One big perk of trading for Headley is that he’s under team control through 2014. He could get expensive, as he was a Super Two before this season and so has three raises due over his $2.325 million 2011 salary. But if he continues to hit into his prime, he could be worth the price. Best of all, any acquiring team will have him through his age-30 season, giving them the bulk of his prime years. That should net San Diego a decent return.
This raises the question of why the Padres would deal Headley in the first place. Why sign a guy under team control for so long? First, as stated above, they could receive a decent bounty for him. They’d be selling high, as this is his best season in the bigs. The team control further increases his value. Yet they’d still be set at third, as they have three fast-moving prospects at the position. Earlier this month they promoted all three — James Darnell, Jedd Gyorko, and Jake Blackwood — and they could be on the fast track to the majors. Darnell, the closest to the majors, has excelled this year, producing a .443 wOBA at AA before his promotion to AAA. There he has gone 9 for his first 35, with a double and four homers. At age 24, he might even step in immediately upon a Headley trade as a two-month tryout.
As Jack noted earlier this month, the state of third base in the NL is pretty poor right now. In fact, the state of third base across the league is in the dumpster: the .688 OPS produced by MLB third basemen this year is lower than any other position. A player like Headley, then, should be all the more valuable.

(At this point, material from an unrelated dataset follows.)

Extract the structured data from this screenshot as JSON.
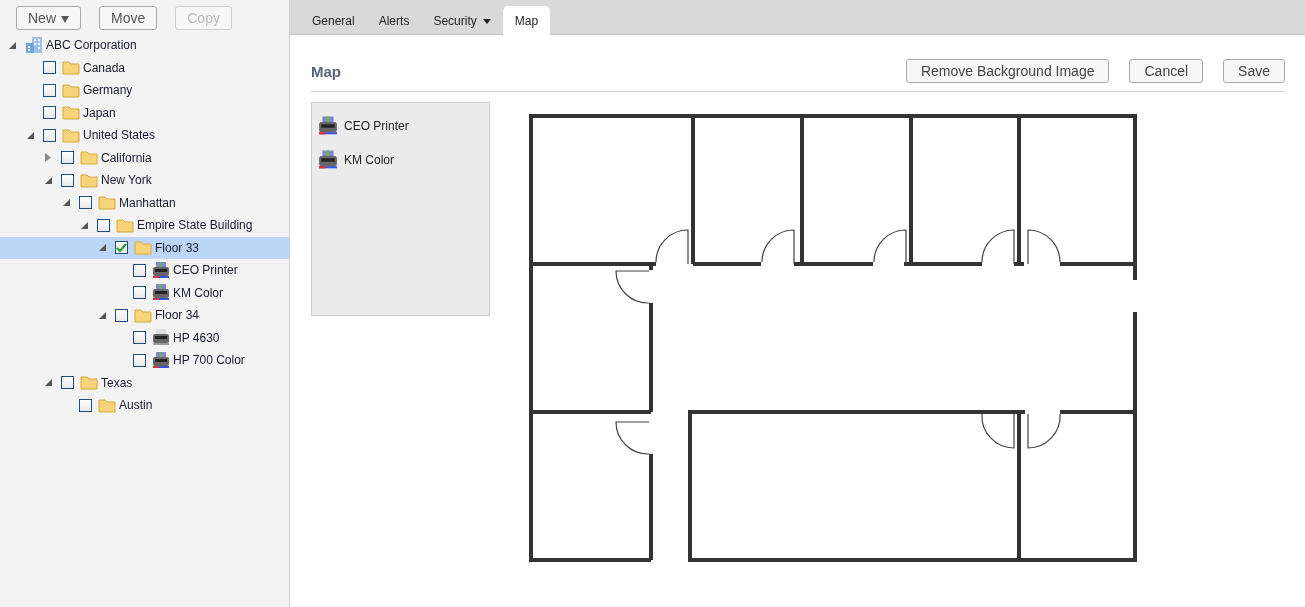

He does have some concerns, such as an inflated BABIP and declining power numbers, but those concerns would lessen greatly once he’s out of Petco for good. There are a number of contenders with holes at first base, and while Headley would cost a decent bounty in prospects, he’s the best option out there. I wouldn’t be surprised at all to see the Padres cash in that chip before July 31st.
Joe also writes about the Yankees at River Ave. Blues.